In foreign policy, the EU has two tasks ahead. Two tracks. The first: we should further develop global economic governance. The foundation of the G20 by the EU was a great step. It is massively important to get key players around the same table. For MS, this requires a stronger coordination of foreign economic policy. It is the external side of the “gouvernement économique” which we are now developing internally.
This would be a good starting point for two reasons. The first is that internal economic policy coordination without a common external position will not work. In our globalizing world, the inside and the outside are more and more intertwined. Banking regulation cannot be just an internal affair, it is an international affair. Energy policy touches demands of households, but also relations with energy producers worldwide. The euro area needs to reflect on how to step up its external representation in institutions like the IMF.
The other reason I would start here is that the economic side of foreign affairs would lead more fluidly than other subjects to a common stance, to a common policy. We have seen this in the past with trade. The field of foreign economic relations is the most promising vector for Europe to speak with one voice in the world.
With the G20 we now have an appropriate forum to develop this.

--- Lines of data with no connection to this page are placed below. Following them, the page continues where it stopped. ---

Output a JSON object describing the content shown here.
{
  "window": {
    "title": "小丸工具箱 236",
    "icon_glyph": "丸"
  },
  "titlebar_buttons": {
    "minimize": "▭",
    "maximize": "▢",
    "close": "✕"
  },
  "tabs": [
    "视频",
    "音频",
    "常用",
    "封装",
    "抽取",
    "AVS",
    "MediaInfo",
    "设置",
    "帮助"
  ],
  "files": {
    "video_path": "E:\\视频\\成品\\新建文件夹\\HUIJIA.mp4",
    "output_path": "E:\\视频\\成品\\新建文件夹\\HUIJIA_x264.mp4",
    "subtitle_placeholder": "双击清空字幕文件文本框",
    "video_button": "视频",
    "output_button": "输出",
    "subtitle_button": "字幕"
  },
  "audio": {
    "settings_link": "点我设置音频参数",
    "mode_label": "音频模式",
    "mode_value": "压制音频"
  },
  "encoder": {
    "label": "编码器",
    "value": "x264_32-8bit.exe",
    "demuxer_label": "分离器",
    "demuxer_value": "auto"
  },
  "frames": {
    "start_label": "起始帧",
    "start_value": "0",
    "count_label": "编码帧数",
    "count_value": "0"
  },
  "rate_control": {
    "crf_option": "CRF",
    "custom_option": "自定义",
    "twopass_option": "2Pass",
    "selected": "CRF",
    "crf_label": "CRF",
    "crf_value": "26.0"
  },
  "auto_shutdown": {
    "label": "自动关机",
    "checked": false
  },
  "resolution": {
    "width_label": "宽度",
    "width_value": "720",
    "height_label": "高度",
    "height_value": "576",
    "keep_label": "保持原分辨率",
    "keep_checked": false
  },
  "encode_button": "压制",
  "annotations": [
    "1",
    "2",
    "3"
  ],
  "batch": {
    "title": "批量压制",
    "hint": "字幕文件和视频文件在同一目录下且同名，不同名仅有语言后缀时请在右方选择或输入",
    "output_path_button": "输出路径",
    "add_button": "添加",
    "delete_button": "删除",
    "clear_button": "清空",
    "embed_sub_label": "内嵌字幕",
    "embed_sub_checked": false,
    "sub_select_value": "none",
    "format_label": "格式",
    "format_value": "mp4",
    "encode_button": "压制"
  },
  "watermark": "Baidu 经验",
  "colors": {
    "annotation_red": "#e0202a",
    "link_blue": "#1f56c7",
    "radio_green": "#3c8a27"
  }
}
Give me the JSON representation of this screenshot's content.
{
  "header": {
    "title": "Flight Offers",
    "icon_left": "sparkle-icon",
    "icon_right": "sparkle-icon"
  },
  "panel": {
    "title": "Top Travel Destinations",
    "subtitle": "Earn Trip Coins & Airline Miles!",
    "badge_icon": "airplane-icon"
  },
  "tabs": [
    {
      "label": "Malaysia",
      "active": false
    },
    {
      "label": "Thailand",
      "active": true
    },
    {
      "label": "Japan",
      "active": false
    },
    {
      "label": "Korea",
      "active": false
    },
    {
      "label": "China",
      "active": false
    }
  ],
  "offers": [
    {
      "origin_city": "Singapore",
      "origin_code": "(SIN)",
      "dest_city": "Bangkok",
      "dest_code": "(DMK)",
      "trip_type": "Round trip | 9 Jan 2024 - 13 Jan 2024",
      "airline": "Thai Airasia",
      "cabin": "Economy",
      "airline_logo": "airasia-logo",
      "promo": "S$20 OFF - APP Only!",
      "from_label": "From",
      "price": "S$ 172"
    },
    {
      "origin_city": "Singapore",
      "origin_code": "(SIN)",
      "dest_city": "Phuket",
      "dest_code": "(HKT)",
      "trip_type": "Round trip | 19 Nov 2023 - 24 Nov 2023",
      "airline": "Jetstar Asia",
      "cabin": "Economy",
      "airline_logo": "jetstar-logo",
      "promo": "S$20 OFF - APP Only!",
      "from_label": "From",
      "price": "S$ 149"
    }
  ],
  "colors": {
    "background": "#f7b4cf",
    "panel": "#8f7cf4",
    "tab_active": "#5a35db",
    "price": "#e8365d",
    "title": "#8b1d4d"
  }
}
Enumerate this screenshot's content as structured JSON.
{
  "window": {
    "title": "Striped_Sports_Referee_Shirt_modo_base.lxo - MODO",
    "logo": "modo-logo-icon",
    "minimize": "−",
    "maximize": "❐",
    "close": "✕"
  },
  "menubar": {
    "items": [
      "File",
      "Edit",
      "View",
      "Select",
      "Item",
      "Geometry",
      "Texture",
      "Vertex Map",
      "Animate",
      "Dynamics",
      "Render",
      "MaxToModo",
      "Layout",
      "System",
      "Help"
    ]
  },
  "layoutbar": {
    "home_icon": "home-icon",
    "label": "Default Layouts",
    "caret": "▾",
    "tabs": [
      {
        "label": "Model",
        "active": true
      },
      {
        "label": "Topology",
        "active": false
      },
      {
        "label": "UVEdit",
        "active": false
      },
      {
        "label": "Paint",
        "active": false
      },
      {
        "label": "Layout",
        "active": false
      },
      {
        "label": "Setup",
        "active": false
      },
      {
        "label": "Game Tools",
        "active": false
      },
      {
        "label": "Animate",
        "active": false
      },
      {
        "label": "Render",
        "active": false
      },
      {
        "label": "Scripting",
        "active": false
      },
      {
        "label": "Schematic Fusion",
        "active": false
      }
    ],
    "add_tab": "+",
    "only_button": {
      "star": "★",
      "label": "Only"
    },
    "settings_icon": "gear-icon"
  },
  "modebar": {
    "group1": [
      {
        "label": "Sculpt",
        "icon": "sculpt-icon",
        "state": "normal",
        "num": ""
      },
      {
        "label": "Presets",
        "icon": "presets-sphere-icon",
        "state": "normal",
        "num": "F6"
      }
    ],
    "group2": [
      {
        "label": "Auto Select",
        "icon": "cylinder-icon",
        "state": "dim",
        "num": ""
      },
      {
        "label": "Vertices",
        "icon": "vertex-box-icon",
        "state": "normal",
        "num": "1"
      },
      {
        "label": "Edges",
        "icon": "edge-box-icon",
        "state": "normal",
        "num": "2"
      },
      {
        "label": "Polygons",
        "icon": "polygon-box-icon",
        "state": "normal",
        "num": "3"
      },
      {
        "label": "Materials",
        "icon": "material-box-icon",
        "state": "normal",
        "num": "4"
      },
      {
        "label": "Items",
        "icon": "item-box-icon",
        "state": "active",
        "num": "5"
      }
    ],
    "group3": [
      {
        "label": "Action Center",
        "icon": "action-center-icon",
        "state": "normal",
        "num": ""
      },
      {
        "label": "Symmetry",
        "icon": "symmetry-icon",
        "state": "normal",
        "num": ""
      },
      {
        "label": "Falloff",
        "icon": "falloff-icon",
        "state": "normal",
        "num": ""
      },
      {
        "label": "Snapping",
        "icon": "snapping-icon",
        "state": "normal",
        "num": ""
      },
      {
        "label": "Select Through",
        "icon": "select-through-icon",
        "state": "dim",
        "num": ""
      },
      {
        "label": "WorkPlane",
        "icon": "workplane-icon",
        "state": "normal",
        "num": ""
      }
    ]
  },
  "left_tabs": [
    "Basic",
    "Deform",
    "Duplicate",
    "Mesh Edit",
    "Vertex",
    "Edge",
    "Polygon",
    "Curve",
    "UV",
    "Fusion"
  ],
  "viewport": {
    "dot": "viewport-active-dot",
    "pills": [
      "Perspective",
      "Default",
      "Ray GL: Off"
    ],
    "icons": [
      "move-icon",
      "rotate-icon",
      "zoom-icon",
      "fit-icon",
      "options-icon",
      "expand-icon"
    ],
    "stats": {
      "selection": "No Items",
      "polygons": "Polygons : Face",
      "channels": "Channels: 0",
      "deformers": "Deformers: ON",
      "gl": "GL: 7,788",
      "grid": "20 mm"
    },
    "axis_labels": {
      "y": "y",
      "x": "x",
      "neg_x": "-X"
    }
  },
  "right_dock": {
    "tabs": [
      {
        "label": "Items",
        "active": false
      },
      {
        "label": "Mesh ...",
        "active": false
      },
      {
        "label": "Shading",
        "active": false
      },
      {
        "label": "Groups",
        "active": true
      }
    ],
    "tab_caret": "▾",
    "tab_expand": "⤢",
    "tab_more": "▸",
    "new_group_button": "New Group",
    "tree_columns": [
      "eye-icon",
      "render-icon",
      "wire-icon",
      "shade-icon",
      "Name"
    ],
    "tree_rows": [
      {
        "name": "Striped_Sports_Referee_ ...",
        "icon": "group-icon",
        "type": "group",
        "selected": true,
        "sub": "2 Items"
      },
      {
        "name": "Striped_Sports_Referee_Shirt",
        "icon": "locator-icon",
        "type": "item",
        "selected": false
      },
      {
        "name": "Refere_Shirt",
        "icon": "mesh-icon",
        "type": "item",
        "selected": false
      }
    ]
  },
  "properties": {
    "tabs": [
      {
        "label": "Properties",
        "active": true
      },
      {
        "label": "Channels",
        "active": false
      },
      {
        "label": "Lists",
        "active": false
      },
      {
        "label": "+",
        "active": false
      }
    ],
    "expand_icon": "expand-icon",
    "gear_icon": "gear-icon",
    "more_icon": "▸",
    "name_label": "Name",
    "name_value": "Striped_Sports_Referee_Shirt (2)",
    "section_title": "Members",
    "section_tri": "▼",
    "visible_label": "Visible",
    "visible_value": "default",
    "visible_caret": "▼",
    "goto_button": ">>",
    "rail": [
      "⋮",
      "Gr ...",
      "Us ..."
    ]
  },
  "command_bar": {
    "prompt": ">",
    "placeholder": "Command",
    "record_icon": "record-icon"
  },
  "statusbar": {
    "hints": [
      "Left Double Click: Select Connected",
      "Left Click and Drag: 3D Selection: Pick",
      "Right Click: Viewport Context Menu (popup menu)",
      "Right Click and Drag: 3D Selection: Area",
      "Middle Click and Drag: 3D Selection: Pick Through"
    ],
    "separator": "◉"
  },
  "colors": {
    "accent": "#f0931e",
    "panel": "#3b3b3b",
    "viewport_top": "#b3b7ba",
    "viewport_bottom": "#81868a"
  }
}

The second track: we need to review and strengthen our relationship with key partners, above all the US, Canada, Russia, China, Japan, India and Brazil. You need more than the conviction that your proposal is the best, to win others over. To get in the deal-making game, the Union needs to assert itself politically. The first step is to carefully choose our allies, to reflect about what we can do together with them.
The most appropriate partner in many fields remains the US. The attachment of our American friends to good transatlantic relations will remain. In spite of current impressions, it will only get stronger in the coming years. With other partners we need to have a fair and transparent dialogue. Neither naivety nor superfluous
confrontation. We should send out consistent signals; it is the only way to be reliable and efficient. All world actors should acknowledge, however, that participating in ‘global governance’ entails not only rights but also obligations. We should avoid that the UN Climate Conference, the DOHA trade round or the reforms within the international monetary and financial system grind to a halt.
This requires continuous reflection at the EurC level on the common strategic direction which the EU takes. We are often caught between “the one” and “the many”, between “the whole” and “the parts”. This tension is part of our identity. The génie européen is to invent ever new ways to deal with this tension. The 27 EU governments are all connected, economically and monetarily. One of my tasks is to to find a consensus about where to go. To reestablish a sense of strategic direction. I consider it the most daunting political task of the office of permanent President to help the Union find its compass. I am convinced that we Europeans are able to break the waves, to weather the storms, and to steer our beloved convoy through the tides ahead. We have that choice. It is up to us to take it.